Bhutan Energy Situation
27.4170° N, 90.4350° E
Total Area (km²): It includes a country's total area, including areas under inland bodies of water and some coastal waterways.
Population: It is based on the de facto definition of population, which counts all residents regardless of legal status or citizenship--except for refugees not permanently settled in the country of asylum, who are generally considered part of the population of their country of origin.
Rural Population (% of total population): It refers to people living in rural areas as defined by national statistical offices. It is calculated as the difference between total population and urban population.
GDP (current US$): It is the sum of gross value added by all resident producers in the economy plus any product taxes and minus any subsidies not included in the value of the products. It is calculated without making deductions for depreciation of fabricated assets or for depletion and degradation of natural resources.
GDP Per Capita (current US$): It is gross domestic product divided by midyear population
Access to Electricity (% of population): It is the percentage of population with access to electricity.
Energy Imports Net (% of energy use): It is estimated as energy use less production, both measured in oil equivalents. A negative value indicates that the country is a net exporter. Energy use refers to use of primary energy before transformation to other end-use fuels, which is equal to indigenous production plus imports and stock changes, minus exports and fuels supplied to ships and aircraft engaged in international transport.
Fossil Fuel Energy Consumption (% of total): It comprises coal, oil, petroleum, and natural gas products.
Bhutan is blessed with hydropower resources and have an estimated potential of 30,000 MW and 120 TWH mean annual energy generation indicating an average development potential of 781 kW in a square kilometer of area of land (catchment)(UN Studies). However so far, Bhutan has been able to harness only 1.6% of its total capacity.
Bhutan is working in close cooperation with its neighbouring country India to harness its hydropower.
Bhutan relies heavily on hydropower. Yet the country could diversify its energy mix with other renewable energy technologies (solar, wind and modern bioenergy).
Key actions for Bhutan to scale up its use of renewables include:
- Strengthening existing policy and regulatory framework for renewables;
- Livelihood enhancement through a more diverse energy mix, including solar, wind and modern bioenergy solutions;
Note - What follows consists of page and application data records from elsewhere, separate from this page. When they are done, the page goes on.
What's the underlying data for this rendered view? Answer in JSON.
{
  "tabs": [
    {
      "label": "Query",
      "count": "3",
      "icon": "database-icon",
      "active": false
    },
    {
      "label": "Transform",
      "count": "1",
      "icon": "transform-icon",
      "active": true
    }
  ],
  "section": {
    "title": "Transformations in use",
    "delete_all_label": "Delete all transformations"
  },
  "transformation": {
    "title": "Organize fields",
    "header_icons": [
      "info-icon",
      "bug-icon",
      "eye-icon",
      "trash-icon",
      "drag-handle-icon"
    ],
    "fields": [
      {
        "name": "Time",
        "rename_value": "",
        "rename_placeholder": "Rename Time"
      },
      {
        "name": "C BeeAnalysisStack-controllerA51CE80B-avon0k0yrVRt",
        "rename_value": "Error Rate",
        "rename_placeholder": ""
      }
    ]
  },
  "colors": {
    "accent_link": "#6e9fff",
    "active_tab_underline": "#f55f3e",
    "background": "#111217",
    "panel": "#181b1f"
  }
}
- Interventions to promote renewable based heat and transport;
- Capacity building, skills enhancement and awareness programmes.
Key Problems of the Energy Sector
Policy Framework, Laws and Regulations
Institutional Set up in the Energy Sector
Other Key Actors / Activities of Donors, Implementing Agencies, Civil Society Organisations
- IRENA 2019: https://www.irena.org/publications/2019/Dec/Renewables-Readiness-Assessment-Kingdom-of-Bhutan